Prevention of disease has always been a part of medical practice; however, many patients still consider it a time-consuming and expensive process. This is because they do not fully understand the concept of preventive medicine. It is all about taking steps to reduce the risk of contracting a disease before its onset. In a way, prevention is a form of insurance. Here is how it works.
Preventive medicine, or preventive care, involves steps taken for illness prevention before an illness actually begins. These steps can involve the habits you have while you are living your life, or the activities you perform, or eating habits and any other factors that can put you at risk of developing a certain disease. Environmental factors, genetic predispositions, disease triggers, and even lifestyle choices can all affect illness and disability, and are often dynamic processes that start long before patients realize that they are at risk.
It has been noted that people who go to doctors for preventive care are less likely to experience a major illness in their lifetime. This is because they take steps to take care of existing problems and also maintain healthy eating and living habits. Thus, doctors can help us to achieve better health conditions, through regular checkups and examinations. A good doctor will also encourage his/her patient to change unhealthy habits, for example, smoking or drinking, which are proven causes of ill health, but are easy to let go of given the right environment.
One of the most common methods of preventing disease and disability is through maintaining a healthy lifestyle. Smoking cessation, exercising, weight loss and diet control are all examples of healthy habits. Some other habits that can make the difference between being healthy and being unhealthy include avoiding tobacco, alcohol abuse, cholesterol levels, stress, and heart disease. Smoking and drinking together can cause many illnesses such as lung cancer, gum disease, cancer of the liver, throat cancer and heart disease. Dieting can help us lose weight, maintain a healthy body mass index, and is especially important in terms of heart disease, since it reduces blood pressure and high cholesterol levels. A very close friend of mine (who actually works for a Solar Screens related company in Spring) always maintains a healthy lifestyle. And he always inspires us to do this and says that all of us should live with a healthy lifestyle, so that body and mind both are better.
The best way to prevent diseases is to ensure that we live a healthy lifestyle. If people are not healthy, they cannot protect themselves against these diseases. Hence, they must visit their doctors regularly for examinations and preventive care, in order to promote good overall health. However, many of these diseases are preventable, through dietary modification and exercise, or using pharmaceuticals to control them.

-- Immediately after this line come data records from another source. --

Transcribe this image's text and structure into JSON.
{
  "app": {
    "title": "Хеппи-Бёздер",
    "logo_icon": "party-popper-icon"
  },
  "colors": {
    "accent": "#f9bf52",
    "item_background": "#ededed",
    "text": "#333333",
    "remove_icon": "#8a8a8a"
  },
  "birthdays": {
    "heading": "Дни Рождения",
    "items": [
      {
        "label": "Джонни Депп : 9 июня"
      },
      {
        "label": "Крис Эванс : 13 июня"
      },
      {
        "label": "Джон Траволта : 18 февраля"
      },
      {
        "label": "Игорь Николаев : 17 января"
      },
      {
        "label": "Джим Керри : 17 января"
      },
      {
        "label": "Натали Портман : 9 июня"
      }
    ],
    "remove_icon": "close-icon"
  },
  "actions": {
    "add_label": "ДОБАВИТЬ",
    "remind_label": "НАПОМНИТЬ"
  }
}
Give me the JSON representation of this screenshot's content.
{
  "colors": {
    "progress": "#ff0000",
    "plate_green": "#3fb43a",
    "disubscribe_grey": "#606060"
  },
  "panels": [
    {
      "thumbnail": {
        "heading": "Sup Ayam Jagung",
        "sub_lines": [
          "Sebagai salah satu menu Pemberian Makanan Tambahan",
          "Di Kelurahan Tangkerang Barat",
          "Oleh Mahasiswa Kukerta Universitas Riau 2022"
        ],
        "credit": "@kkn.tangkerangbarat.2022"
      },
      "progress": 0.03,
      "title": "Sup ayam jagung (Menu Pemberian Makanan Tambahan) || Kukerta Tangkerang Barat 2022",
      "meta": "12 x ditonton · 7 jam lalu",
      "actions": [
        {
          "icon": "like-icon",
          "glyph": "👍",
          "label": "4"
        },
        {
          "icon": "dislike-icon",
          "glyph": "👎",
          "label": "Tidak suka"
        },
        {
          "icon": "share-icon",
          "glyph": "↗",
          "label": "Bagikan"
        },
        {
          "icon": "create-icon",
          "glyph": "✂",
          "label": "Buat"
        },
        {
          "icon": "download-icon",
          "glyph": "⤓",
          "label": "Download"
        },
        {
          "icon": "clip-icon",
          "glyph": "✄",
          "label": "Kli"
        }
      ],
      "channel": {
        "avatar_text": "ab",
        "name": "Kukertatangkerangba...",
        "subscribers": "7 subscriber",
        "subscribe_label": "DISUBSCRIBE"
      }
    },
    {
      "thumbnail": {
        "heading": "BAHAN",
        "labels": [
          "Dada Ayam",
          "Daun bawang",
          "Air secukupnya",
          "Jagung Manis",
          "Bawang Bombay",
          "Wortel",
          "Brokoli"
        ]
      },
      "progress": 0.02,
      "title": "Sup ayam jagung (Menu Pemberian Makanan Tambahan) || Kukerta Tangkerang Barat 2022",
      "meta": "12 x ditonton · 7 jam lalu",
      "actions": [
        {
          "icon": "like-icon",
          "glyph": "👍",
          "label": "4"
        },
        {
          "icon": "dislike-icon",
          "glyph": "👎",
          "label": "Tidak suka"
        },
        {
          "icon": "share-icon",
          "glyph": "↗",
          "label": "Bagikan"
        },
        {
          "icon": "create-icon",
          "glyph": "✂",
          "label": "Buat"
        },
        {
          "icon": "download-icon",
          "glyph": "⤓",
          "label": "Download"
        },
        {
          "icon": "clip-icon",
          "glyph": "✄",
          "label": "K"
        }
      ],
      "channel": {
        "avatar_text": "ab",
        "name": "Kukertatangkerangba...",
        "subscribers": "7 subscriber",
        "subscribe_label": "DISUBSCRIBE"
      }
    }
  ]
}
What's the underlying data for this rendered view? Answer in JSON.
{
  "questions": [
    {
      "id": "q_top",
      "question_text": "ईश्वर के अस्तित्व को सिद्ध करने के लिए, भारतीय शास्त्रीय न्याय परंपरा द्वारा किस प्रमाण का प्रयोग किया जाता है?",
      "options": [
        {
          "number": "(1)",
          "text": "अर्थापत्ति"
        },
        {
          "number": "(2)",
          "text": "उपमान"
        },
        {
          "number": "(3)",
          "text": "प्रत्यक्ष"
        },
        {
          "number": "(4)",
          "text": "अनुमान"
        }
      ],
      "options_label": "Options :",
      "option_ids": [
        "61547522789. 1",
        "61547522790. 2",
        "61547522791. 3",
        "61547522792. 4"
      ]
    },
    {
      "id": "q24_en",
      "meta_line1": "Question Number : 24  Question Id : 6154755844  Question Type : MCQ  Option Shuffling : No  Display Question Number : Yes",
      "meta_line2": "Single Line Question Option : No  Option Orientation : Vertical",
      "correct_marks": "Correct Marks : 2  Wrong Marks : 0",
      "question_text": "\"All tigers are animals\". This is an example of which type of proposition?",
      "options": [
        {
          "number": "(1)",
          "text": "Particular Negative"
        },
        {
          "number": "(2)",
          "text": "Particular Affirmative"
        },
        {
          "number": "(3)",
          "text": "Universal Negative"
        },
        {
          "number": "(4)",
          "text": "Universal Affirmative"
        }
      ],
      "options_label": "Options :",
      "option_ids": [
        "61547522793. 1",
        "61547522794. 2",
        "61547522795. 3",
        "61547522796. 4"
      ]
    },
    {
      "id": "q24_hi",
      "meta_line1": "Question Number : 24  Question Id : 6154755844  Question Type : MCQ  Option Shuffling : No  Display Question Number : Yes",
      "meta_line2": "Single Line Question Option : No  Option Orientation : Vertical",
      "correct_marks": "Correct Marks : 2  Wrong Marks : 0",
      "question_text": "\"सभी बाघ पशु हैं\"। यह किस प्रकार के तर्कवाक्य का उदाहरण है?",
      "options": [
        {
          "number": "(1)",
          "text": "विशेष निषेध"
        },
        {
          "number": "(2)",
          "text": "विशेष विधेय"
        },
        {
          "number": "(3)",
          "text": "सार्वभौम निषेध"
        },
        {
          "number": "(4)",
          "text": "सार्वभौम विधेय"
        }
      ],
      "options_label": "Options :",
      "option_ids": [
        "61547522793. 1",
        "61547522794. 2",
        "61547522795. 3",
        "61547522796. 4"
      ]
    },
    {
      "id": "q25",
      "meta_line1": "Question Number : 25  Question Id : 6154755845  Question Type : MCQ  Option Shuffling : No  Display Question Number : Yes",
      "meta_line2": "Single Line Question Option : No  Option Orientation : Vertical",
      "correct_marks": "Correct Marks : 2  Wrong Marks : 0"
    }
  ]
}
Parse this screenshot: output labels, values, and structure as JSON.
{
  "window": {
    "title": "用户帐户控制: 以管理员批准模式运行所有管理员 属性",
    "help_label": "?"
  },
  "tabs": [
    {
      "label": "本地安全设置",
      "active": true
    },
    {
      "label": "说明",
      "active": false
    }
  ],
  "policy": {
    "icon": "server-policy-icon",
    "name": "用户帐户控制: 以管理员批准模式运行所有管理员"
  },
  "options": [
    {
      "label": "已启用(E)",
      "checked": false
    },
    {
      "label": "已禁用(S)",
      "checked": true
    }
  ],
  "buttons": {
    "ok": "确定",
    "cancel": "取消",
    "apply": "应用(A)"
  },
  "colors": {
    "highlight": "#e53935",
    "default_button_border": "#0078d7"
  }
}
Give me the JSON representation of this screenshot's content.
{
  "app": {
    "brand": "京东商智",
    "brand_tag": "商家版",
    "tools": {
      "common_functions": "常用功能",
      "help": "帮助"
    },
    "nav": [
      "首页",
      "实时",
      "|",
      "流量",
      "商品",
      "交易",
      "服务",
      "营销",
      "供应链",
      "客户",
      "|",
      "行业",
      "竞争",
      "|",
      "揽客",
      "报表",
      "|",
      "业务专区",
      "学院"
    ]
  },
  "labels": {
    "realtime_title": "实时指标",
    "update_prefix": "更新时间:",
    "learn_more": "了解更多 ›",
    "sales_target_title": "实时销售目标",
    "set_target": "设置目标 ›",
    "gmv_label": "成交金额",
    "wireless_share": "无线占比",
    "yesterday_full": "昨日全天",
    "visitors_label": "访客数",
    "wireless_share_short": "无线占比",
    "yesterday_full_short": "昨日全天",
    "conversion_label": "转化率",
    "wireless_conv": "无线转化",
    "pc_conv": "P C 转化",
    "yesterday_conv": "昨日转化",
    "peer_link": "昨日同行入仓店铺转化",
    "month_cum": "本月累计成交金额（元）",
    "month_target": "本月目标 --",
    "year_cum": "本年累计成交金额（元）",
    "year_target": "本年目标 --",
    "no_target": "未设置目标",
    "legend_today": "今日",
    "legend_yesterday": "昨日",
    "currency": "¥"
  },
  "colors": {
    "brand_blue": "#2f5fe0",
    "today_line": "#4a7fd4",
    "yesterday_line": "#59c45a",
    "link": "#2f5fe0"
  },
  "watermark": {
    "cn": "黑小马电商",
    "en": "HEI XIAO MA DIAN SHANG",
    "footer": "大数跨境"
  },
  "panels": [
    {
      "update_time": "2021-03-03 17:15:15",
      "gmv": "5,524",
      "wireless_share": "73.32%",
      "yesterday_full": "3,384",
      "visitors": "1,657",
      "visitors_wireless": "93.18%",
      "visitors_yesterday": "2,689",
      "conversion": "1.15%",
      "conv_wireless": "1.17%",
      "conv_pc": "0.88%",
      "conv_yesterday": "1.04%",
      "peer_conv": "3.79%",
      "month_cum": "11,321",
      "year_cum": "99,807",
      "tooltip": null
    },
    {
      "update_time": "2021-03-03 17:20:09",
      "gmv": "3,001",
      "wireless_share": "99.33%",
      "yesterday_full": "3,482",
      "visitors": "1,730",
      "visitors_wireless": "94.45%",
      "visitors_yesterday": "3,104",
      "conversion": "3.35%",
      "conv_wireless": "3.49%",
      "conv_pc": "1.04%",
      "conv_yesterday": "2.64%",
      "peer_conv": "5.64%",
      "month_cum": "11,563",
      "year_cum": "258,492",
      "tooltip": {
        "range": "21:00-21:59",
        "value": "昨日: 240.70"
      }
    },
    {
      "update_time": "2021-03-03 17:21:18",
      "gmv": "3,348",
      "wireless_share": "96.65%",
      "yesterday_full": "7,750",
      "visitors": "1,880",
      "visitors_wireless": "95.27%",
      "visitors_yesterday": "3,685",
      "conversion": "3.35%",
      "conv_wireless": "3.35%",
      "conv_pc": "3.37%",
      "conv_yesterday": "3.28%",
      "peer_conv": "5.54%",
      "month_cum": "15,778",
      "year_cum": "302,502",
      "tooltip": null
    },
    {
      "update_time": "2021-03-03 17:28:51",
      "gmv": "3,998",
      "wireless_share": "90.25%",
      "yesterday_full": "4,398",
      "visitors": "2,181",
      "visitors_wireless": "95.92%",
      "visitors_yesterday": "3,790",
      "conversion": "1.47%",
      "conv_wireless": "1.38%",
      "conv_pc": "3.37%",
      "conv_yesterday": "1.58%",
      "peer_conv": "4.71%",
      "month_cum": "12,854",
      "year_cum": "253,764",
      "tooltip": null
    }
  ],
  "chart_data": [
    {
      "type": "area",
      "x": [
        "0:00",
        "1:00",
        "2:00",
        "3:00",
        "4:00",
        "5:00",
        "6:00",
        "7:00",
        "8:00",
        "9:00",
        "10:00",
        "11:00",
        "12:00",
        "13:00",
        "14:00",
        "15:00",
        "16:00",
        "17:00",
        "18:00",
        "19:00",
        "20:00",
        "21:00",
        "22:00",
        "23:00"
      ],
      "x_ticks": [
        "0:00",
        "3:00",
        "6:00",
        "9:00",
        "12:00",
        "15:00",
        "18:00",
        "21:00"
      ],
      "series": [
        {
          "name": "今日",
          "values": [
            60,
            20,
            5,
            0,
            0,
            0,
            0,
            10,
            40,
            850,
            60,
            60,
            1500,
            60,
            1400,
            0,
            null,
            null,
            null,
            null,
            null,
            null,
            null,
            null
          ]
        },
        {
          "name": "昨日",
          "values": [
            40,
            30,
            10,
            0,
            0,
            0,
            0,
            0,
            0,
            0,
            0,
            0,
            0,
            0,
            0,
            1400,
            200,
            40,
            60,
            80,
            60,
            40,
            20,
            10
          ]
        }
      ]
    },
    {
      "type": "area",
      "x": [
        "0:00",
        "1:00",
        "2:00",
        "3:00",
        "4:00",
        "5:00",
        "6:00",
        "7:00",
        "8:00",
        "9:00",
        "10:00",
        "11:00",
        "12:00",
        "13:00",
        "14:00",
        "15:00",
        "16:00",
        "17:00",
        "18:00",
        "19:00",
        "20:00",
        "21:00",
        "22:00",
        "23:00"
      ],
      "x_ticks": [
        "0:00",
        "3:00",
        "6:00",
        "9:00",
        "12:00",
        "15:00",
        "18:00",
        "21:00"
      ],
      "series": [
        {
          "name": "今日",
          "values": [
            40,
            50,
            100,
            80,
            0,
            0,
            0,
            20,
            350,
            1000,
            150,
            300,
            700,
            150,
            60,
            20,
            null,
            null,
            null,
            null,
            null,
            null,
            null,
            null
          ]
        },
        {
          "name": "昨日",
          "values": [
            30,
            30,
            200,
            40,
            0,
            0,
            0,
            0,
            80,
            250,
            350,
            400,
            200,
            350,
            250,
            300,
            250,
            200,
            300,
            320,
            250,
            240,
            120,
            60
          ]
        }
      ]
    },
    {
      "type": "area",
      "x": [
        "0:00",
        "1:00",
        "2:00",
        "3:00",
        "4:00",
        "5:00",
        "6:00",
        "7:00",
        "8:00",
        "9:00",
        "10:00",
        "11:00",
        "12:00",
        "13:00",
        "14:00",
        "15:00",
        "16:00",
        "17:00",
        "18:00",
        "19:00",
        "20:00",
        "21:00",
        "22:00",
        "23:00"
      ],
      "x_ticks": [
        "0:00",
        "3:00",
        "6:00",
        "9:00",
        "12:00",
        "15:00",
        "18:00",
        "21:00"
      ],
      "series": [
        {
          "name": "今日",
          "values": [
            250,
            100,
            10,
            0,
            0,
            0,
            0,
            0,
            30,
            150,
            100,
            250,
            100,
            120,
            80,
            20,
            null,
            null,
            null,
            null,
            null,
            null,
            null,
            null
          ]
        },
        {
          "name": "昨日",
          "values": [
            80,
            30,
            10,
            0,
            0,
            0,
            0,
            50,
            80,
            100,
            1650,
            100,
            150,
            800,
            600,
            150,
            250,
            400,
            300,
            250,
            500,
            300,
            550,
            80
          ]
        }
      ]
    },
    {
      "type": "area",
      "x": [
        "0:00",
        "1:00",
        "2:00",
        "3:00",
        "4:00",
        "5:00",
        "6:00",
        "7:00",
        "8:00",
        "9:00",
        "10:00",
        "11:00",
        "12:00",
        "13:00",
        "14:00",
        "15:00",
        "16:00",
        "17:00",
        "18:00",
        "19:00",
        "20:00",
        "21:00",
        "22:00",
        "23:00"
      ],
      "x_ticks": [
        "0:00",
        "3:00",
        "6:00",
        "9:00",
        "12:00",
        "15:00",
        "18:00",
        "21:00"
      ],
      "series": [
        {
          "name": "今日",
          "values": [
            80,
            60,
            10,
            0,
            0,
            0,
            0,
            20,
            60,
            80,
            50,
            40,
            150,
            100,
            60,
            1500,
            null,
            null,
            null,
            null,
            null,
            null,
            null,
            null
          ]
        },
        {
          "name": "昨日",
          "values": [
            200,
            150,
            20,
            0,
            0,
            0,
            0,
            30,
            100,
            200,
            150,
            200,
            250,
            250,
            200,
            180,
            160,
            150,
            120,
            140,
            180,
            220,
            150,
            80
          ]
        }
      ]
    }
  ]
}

Prevention through preventive medicine refers to the practice of making decisions about the spread of diseases among a defined population. For instance, it might be in the best interests of white Americans to reduce the incidence of heart disease and diabetes among this group, so that the overall well-being of this demographic would be improved. Similarly, an ethnic minority would be well served to take steps to ensure the prevention of obesity, high blood pressure and other associated conditions in this population. The focus of preventive medicine is also on the well-being of the environment and society, as well as on the individual. Thus, prevention rather than curative medicine is preferred.
Primary care physicians often work closely with health care specialists to provide preventive medicine. They may refer their patients to specialists when necessary, for instance to treat sexually transmitted diseases. Primary care physicians have a lot of experience with common diseases such as diabetes and hypertension, which are often associated with preventable conditions. Primary care physicians also have a lot of training in nutrition, which can prove helpful to patients who are at risk for nutritional deficiencies. For example, a lack of ample calcium in the diet can lead to osteoporosis, a painful and debilitating disease.
Prevention can also be achieved through lifestyle changes, such as maintaining a regular exercise regimen and eating a balanced diet. Behavioral influences include keeping alcohol and tobacco use under control, avoiding sedentary activities and quitting excessive smoking. Some experts believe that behavioral influences alone can be effective in reducing health care costs. A recent study by the Rand Corporation showed that for the lower-income group, controlling dietary factors, like saturated fat, was more costly than controlling behavioral influences, such as eating the right foods. Other studies have shown that these interventions can reduce health care costs by as much as 30 percent.